Repeat every entry word for word, but leave the images out of your copy.

※ ※ ※

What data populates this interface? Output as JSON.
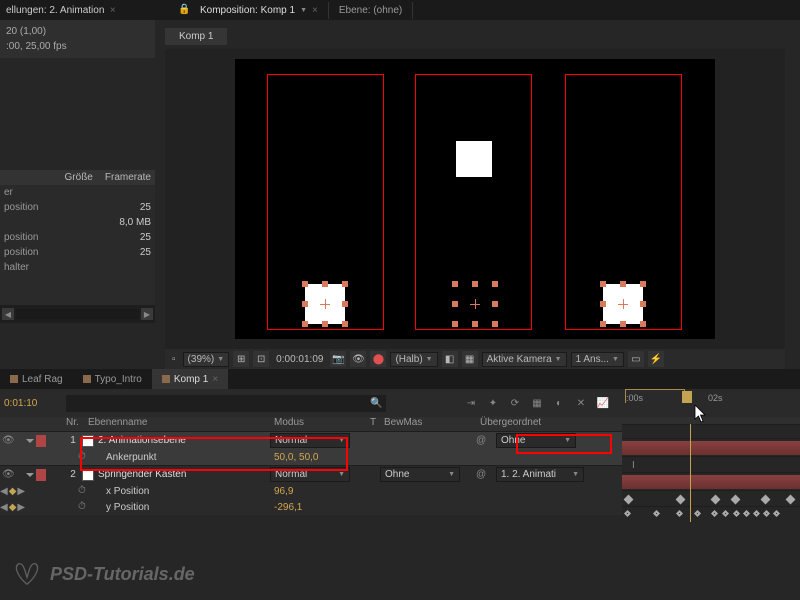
{
  "top": {
    "tab_settings": "ellungen: 2. Animation",
    "komp_tab": "Komposition: Komp 1",
    "ebene_tab": "Ebene: (ohne)"
  },
  "comp_tabstrip": {
    "name": "Komp 1"
  },
  "left": {
    "line1": "20 (1,00)",
    "line2": ":00, 25,00 fps",
    "hdr_size": "Größe",
    "hdr_rate": "Framerate",
    "rows": [
      {
        "label": "er",
        "val": ""
      },
      {
        "label": "position",
        "val": "25"
      },
      {
        "label": "",
        "val": "8,0 MB"
      },
      {
        "label": "position",
        "val": "25"
      },
      {
        "label": "position",
        "val": "25"
      },
      {
        "label": "halter",
        "val": ""
      }
    ]
  },
  "viewer_footer": {
    "zoom": "(39%)",
    "timecode": "0:00:01:09",
    "res": "(Halb)",
    "camera": "Aktive Kamera",
    "views": "1 Ans..."
  },
  "tl_tabs": {
    "t1": "Leaf Rag",
    "t2": "Typo_Intro",
    "t3": "Komp 1"
  },
  "tl": {
    "time": "0:01:10",
    "search_ph": "",
    "ruler": {
      "t0": ":00s",
      "t2": "02s"
    },
    "cols": {
      "num": "Nr.",
      "name": "Ebenenname",
      "mode": "Modus",
      "t": "T",
      "bew": "BewMas",
      "parent": "Übergeordnet"
    },
    "layer1": {
      "num": "1",
      "name": "2. Animationsebene",
      "mode": "Normal",
      "parent": "Ohne"
    },
    "layer1_prop": {
      "name": "Ankerpunkt",
      "val": "50,0, 50,0"
    },
    "layer2": {
      "num": "2",
      "name": "Springender Kasten",
      "mode": "Normal",
      "bew": "Ohne",
      "parent": "1. 2. Animati"
    },
    "layer2_p1": {
      "name": "x Position",
      "val": "96,9"
    },
    "layer2_p2": {
      "name": "y Position",
      "val": "-296,1"
    }
  },
  "watermark": "PSD-Tutorials.de"
}
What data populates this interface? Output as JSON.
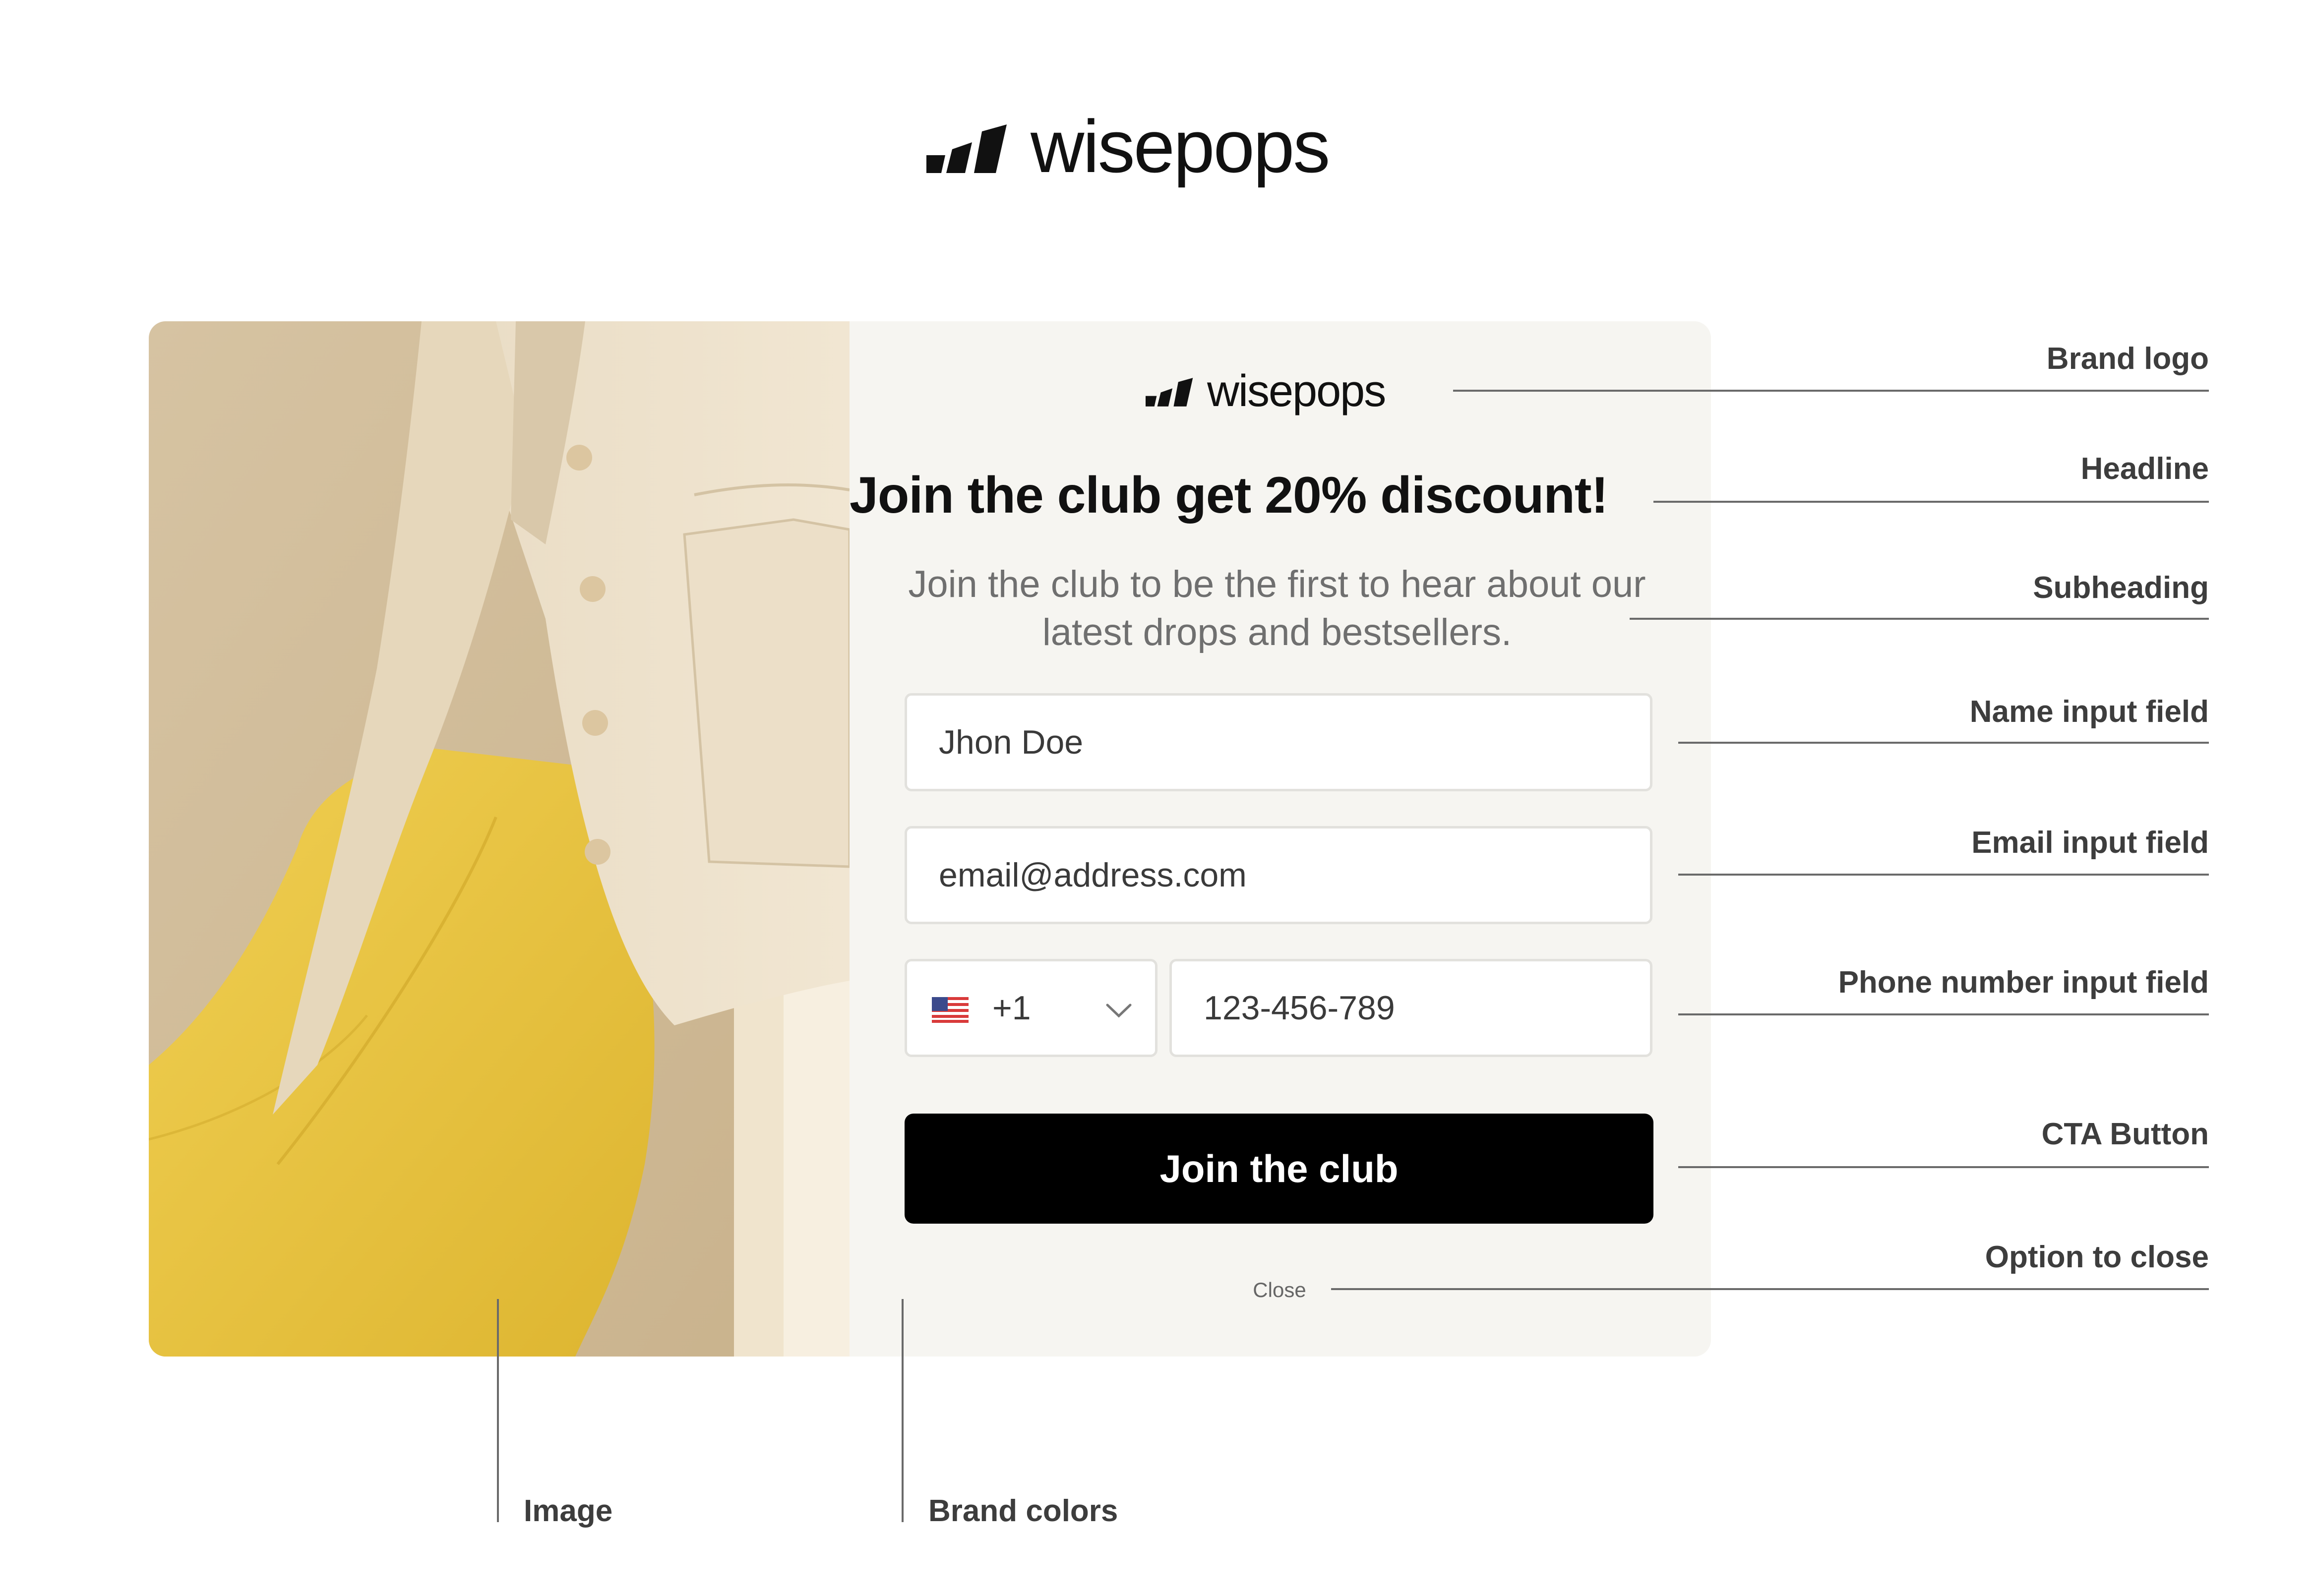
{
  "brand": {
    "name": "wisepops",
    "logo_icon": "wisepops-mark-icon"
  },
  "popup": {
    "headline": "Join the club get 20% discount!",
    "subheading": "Join the club to be the first to hear about our latest drops and bestsellers.",
    "name_field": {
      "value": "Jhon Doe"
    },
    "email_field": {
      "value": "email@address.com"
    },
    "phone": {
      "country_flag": "us-flag-icon",
      "country_code": "+1",
      "chevron": "chevron-down-icon",
      "number": "123-456-789"
    },
    "cta_label": "Join the club",
    "close_label": "Close",
    "colors": {
      "cta_bg": "#000000",
      "panel_bg": "#f6f5f1",
      "field_border": "#e2e1dd"
    }
  },
  "annotations": {
    "brand_logo": "Brand logo",
    "headline": "Headline",
    "subheading": "Subheading",
    "name_input": "Name input field",
    "email_input": "Email input field",
    "phone_input": "Phone number input field",
    "cta_button": "CTA Button",
    "option_to_close": "Option to close",
    "image": "Image",
    "brand_colors": "Brand colors"
  }
}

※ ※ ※

_Expected answer_
What data populates this interface? Output as JSON.
{
  "top": {
    "tab_settings": "ellungen: 2. Animation",
    "komp_tab": "Komposition: Komp 1",
    "ebene_tab": "Ebene: (ohne)"
  },
  "comp_tabstrip": {
    "name": "Komp 1"
  },
  "left": {
    "line1": "20 (1,00)",
    "line2": ":00, 25,00 fps",
    "hdr_size": "Größe",
    "hdr_rate": "Framerate",
    "rows": [
      {
        "label": "er",
        "val": ""
      },
      {
        "label": "position",
        "val": "25"
      },
      {
        "label": "",
        "val": "8,0 MB"
      },
      {
        "label": "position",
        "val": "25"
      },
      {
        "label": "position",
        "val": "25"
      },
      {
        "label": "halter",
        "val": ""
      }
    ]
  },
  "viewer_footer": {
    "zoom": "(39%)",
    "timecode": "0:00:01:09",
    "res": "(Halb)",
    "camera": "Aktive Kamera",
    "views": "1 Ans..."
  },
  "tl_tabs": {
    "t1": "Leaf Rag",
    "t2": "Typo_Intro",
    "t3": "Komp 1"
  },
  "tl": {
    "time": "0:01:10",
    "search_ph": "",
    "ruler": {
      "t0": ":00s",
      "t2": "02s"
    },
    "cols": {
      "num": "Nr.",
      "name": "Ebenenname",
      "mode": "Modus",
      "t": "T",
      "bew": "BewMas",
      "parent": "Übergeordnet"
    },
    "layer1": {
      "num": "1",
      "name": "2. Animationsebene",
      "mode": "Normal",
      "parent": "Ohne"
    },
    "layer1_prop": {
      "name": "Ankerpunkt",
      "val": "50,0, 50,0"
    },
    "layer2": {
      "num": "2",
      "name": "Springender Kasten",
      "mode": "Normal",
      "bew": "Ohne",
      "parent": "1. 2. Animati"
    },
    "layer2_p1": {
      "name": "x Position",
      "val": "96,9"
    },
    "layer2_p2": {
      "name": "y Position",
      "val": "-296,1"
    }
  },
  "watermark": "PSD-Tutorials.de"
}
What data populates this interface? Output as JSON.
{
  "brand": {
    "name": "wisepops",
    "logo_icon": "wisepops-mark-icon"
  },
  "popup": {
    "headline": "Join the club get 20% discount!",
    "subheading": "Join the club to be the first to hear about our latest drops and bestsellers.",
    "name_field": {
      "value": "Jhon Doe"
    },
    "email_field": {
      "value": "email@address.com"
    },
    "phone": {
      "country_flag": "us-flag-icon",
      "country_code": "+1",
      "chevron": "chevron-down-icon",
      "number": "123-456-789"
    },
    "cta_label": "Join the club",
    "close_label": "Close",
    "colors": {
      "cta_bg": "#000000",
      "panel_bg": "#f6f5f1",
      "field_border": "#e2e1dd"
    }
  },
  "annotations": {
    "brand_logo": "Brand logo",
    "headline": "Headline",
    "subheading": "Subheading",
    "name_input": "Name input field",
    "email_input": "Email input field",
    "phone_input": "Phone number input field",
    "cta_button": "CTA Button",
    "option_to_close": "Option to close",
    "image": "Image",
    "brand_colors": "Brand colors"
  }
}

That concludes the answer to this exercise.